Creating Filters

Pyrogram already provides lots of built-in Filters to work with, but in case you can’t find a specific one for your needs or want to build a custom filter by yourself (to be used in a different kind of handler, for example) you can use create().

Note

At the moment, the built-in filters are intended to be used with the MessageHandler only.

Custom Filters

An example to demonstrate how custom filters work is to show how to create and use one for the CallbackQueryHandler. Note that callback queries updates are only received by bots as result of a user pressing an inline button attached to the bot’s message; create and authorize your bot, then send a message with an inline keyboard to yourself. This allows you to test your filter by pressing the inline button:

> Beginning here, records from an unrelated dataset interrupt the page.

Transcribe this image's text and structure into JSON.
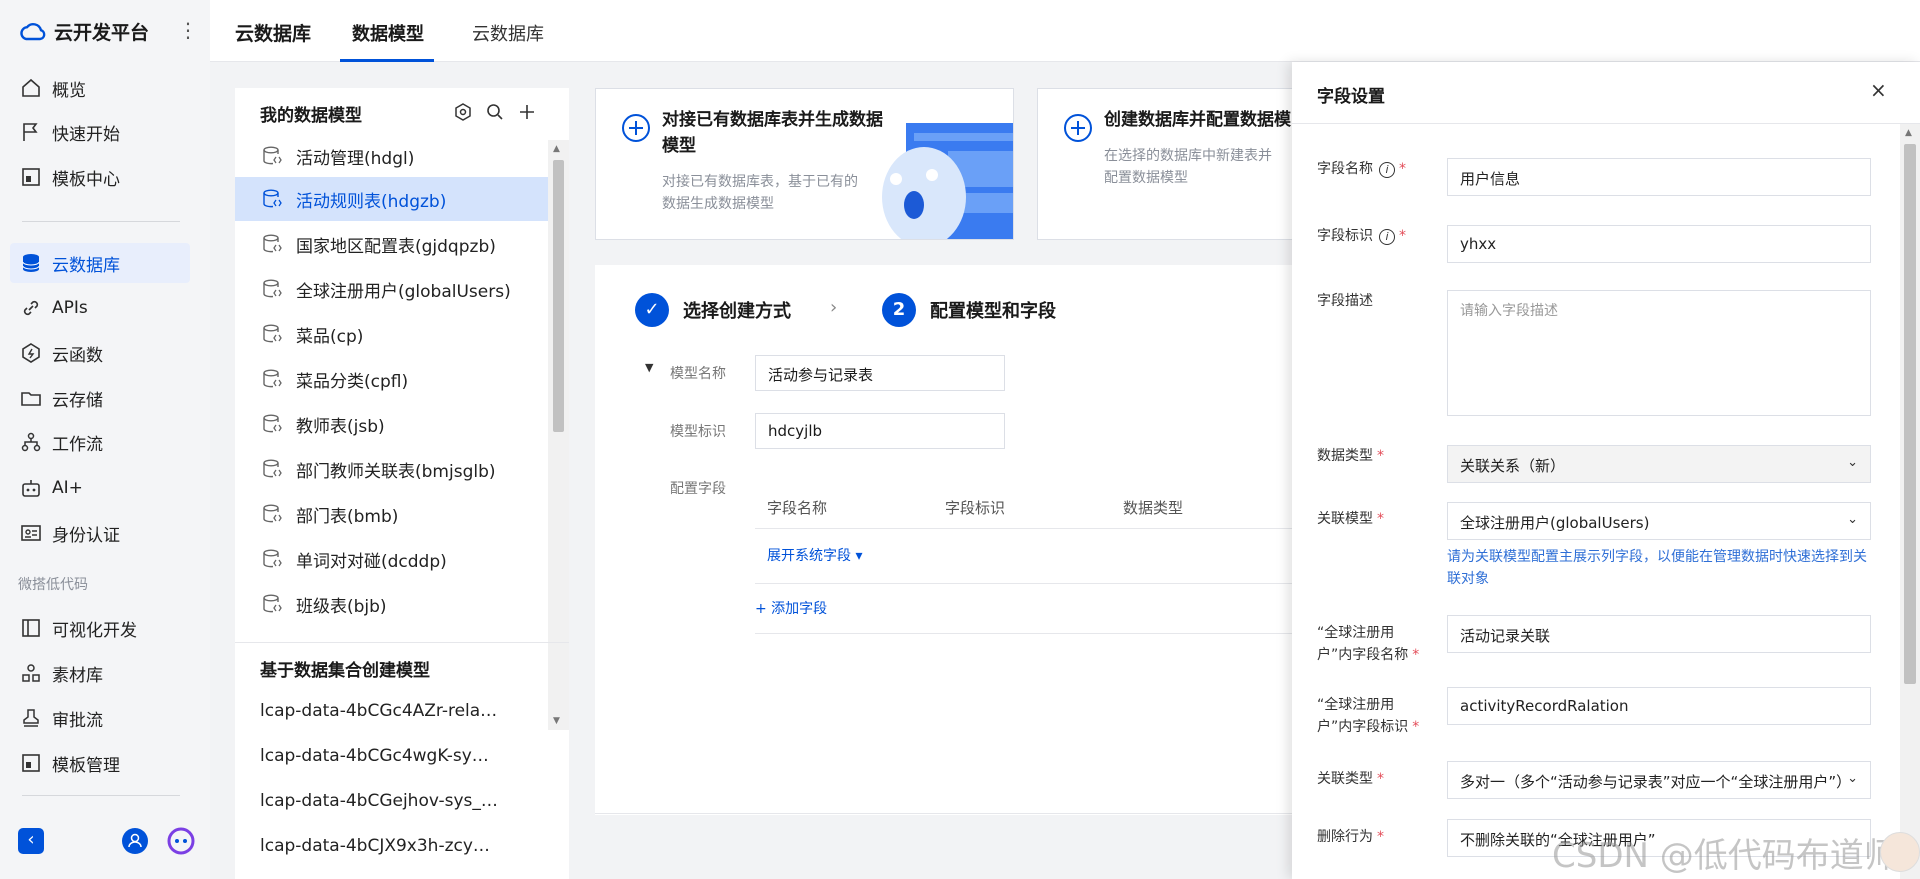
{
  "brand": {
    "name": "云开发平台",
    "more": "⋮"
  },
  "nav": {
    "items": [
      {
        "label": "概览",
        "icon": "home-icon"
      },
      {
        "label": "快速开始",
        "icon": "flag-icon"
      },
      {
        "label": "模板中心",
        "icon": "template-icon"
      },
      {
        "label": "云数据库",
        "icon": "database-icon",
        "active": true
      },
      {
        "label": "APIs",
        "icon": "link-icon"
      },
      {
        "label": "云函数",
        "icon": "function-icon"
      },
      {
        "label": "云存储",
        "icon": "folder-icon"
      },
      {
        "label": "工作流",
        "icon": "workflow-icon"
      },
      {
        "label": "AI+",
        "icon": "robot-icon"
      },
      {
        "label": "身份认证",
        "icon": "id-card-icon"
      },
      {
        "label": "可视化开发",
        "icon": "layout-icon"
      },
      {
        "label": "素材库",
        "icon": "assets-icon"
      },
      {
        "label": "审批流",
        "icon": "stamp-icon"
      },
      {
        "label": "模板管理",
        "icon": "template-manage-icon"
      }
    ],
    "group_label": "微搭低代码"
  },
  "topbar": {
    "title": "云数据库",
    "tabs": [
      {
        "label": "数据模型",
        "active": true
      },
      {
        "label": "云数据库",
        "active": false
      }
    ]
  },
  "model_panel": {
    "title": "我的数据模型",
    "models": [
      {
        "label": "活动管理(hdgl)"
      },
      {
        "label": "活动规则表(hdgzb)",
        "active": true
      },
      {
        "label": "国家地区配置表(gjdqpzb)"
      },
      {
        "label": "全球注册用户(globalUsers)"
      },
      {
        "label": "菜品(cp)"
      },
      {
        "label": "菜品分类(cpfl)"
      },
      {
        "label": "教师表(jsb)"
      },
      {
        "label": "部门教师关联表(bmjsglb)"
      },
      {
        "label": "部门表(bmb)"
      },
      {
        "label": "单词对对碰(dcddp)"
      },
      {
        "label": "班级表(bjb)"
      }
    ],
    "dataset_title": "基于数据集合创建模型",
    "datasets": [
      "lcap-data-4bCGc4AZr-rela…",
      "lcap-data-4bCGc4wgK-sy…",
      "lcap-data-4bCGejhov-sys_…",
      "lcap-data-4bCJX9x3h-zcy…"
    ]
  },
  "cards": [
    {
      "title": "对接已有数据库表并生成数据模型",
      "desc": "对接已有数据库表，基于已有的数据生成数据模型"
    },
    {
      "title": "创建数据库并配置数据模",
      "desc": "在选择的数据库中新建表并配置数据模型"
    }
  ],
  "steps": [
    {
      "index": "✓",
      "label": "选择创建方式"
    },
    {
      "index": "2",
      "label": "配置模型和字段"
    }
  ],
  "form": {
    "model_name_label": "模型名称",
    "model_name_value": "活动参与记录表",
    "model_id_label": "模型标识",
    "model_id_value": "hdcyjlb",
    "config_label": "配置字段",
    "columns": [
      "字段名称",
      "字段标识",
      "数据类型"
    ],
    "expand_link": "展开系统字段 ▾",
    "add_field": "+ 添加字段"
  },
  "drawer": {
    "title": "字段设置",
    "close": "×",
    "field_name_label": "字段名称",
    "field_name_value": "用户信息",
    "field_id_label": "字段标识",
    "field_id_value": "yhxx",
    "field_desc_label": "字段描述",
    "field_desc_placeholder": "请输入字段描述",
    "data_type_label": "数据类型",
    "data_type_value": "关联关系（新）",
    "rel_model_label": "关联模型",
    "rel_model_value": "全球注册用户(globalUsers)",
    "rel_hint": "请为关联模型配置主展示列字段，以便能在管理数据时快速选择到关联对象",
    "inner_name_label": "“全球注册用户”内字段名称",
    "inner_name_value": "活动记录关联",
    "inner_id_label": "“全球注册用户”内字段标识",
    "inner_id_value": "activityRecordRalation",
    "rel_type_label": "关联类型",
    "rel_type_value": "多对一（多个“活动参与记录表”对应一个“全球注册用户”）",
    "delete_label": "删除行为",
    "delete_value": "不删除关联的“全球注册用户”"
  },
  "watermark": "CSDN @低代码布道师",
  "colors": {
    "accent": "#0052d9",
    "active_bg": "#d4e3fc",
    "required": "#e34d59",
    "hint": "#2f6fd6"
  }
}
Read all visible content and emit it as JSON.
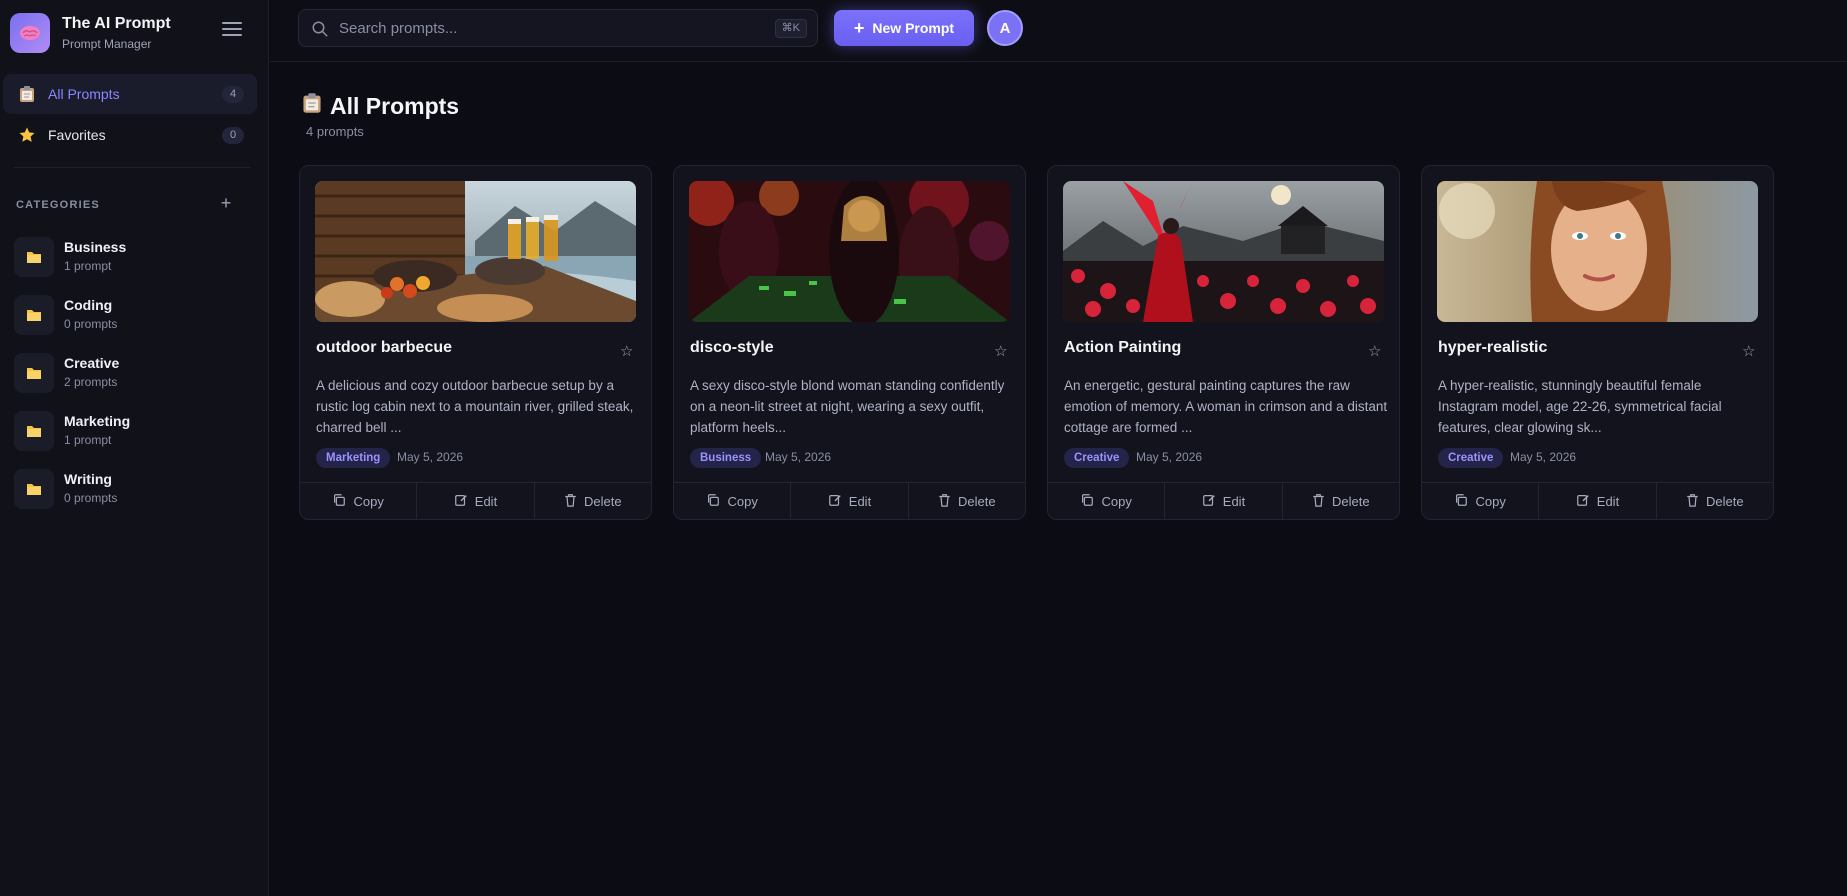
{
  "app": {
    "title": "The AI Prompt",
    "subtitle": "Prompt Manager"
  },
  "nav": [
    {
      "label": "All Prompts",
      "count": "4",
      "icon": "clipboard-icon",
      "active": true
    },
    {
      "label": "Favorites",
      "count": "0",
      "icon": "star-icon",
      "active": false
    }
  ],
  "categories": {
    "heading": "CATEGORIES",
    "items": [
      {
        "name": "Business",
        "count": "1 prompt"
      },
      {
        "name": "Coding",
        "count": "0 prompts"
      },
      {
        "name": "Creative",
        "count": "2 prompts"
      },
      {
        "name": "Marketing",
        "count": "1 prompt"
      },
      {
        "name": "Writing",
        "count": "0 prompts"
      }
    ]
  },
  "search": {
    "placeholder": "Search prompts...",
    "shortcut": "⌘K"
  },
  "toolbar": {
    "new_label": "New Prompt",
    "avatar_initial": "A"
  },
  "main": {
    "title": "All Prompts",
    "count_label": "4 prompts"
  },
  "cards": [
    {
      "title": "outdoor barbecue",
      "description": "A delicious and cozy outdoor barbecue setup by a rustic log cabin next to a mountain river, grilled steak, charred bell ...",
      "tag": "Marketing",
      "date": "May 5, 2026"
    },
    {
      "title": "disco-style",
      "description": "A sexy disco-style blond woman standing confidently on a neon-lit street at night, wearing a sexy outfit, platform heels...",
      "tag": "Business",
      "date": "May 5, 2026"
    },
    {
      "title": "Action Painting",
      "description": "An energetic, gestural painting captures the raw emotion of memory. A woman in crimson and a distant cottage are formed ...",
      "tag": "Creative",
      "date": "May 5, 2026"
    },
    {
      "title": "hyper-realistic",
      "description": "A hyper-realistic, stunningly beautiful female Instagram model, age 22-26, symmetrical facial features, clear glowing sk...",
      "tag": "Creative",
      "date": "May 5, 2026"
    }
  ],
  "actions": {
    "copy": "Copy",
    "edit": "Edit",
    "delete": "Delete"
  },
  "colors": {
    "accent": "#7b71fb",
    "background": "#0c0d14",
    "sidebar": "#101119",
    "folder": "#f5c542"
  }
}
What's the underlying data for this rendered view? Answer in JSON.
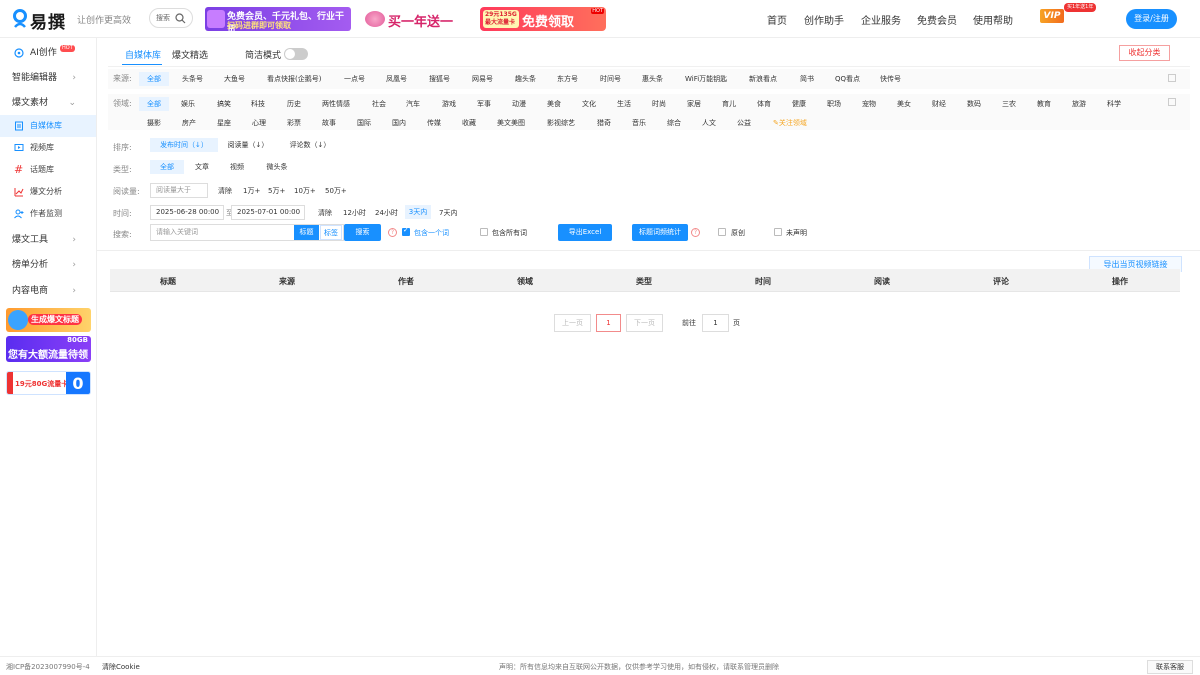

from pyrogram import InlineKeyboardMarkup, InlineKeyboardButton

app.send_message(
    "username",  # Change this to your username or id
    "Pyrogram custom filter test",
    reply_markup=InlineKeyboardMarkup(
        [[InlineKeyboardButton("Press me", "pyrogram")]]
    )
)

Basic Filters

For this basic filter we will be using only the first parameter of create().

The code below creates a simple filter for hardcoded, static callback data. This filter will only allow callback queries containing “pyrogram” as data, that is, the function func you pass returns True in case the callback query data equals to "pyrogram".

static_data_filter = Filters.create(lambda _, query: query.data == "pyrogram")

The lambda operator in python is used to create small anonymous functions and is perfect for this example, the same could be achieved with a normal function, but we don’t really need it as it makes sense only inside the filter scope:

def func(_, query):
    return query.data == "pyrogram"

static_data_filter = Filters.create(func)

The filter usage remains the same:

@app.on_callback_query(static_data_filter)
def pyrogram_data(_, query):
    query.answer("it works!")

Filters with Arguments

A much cooler filter would be one that accepts “pyrogram” or any other data as argument at usage time. A dynamic filter like this will make use of named arguments for the create() method.

This is how a dynamic custom filter looks like:

def dynamic_data_filter(data):
    return Filters.create(
        lambda flt, query: flt.data == query.data,
        data=data  # "data" kwarg is accessed with "flt.data" above
    )

And its usage:

@app.on_callback_query(dynamic_data_filter("pyrogram"))
def pyrogram_data(_, query):
    query.answer("it works!")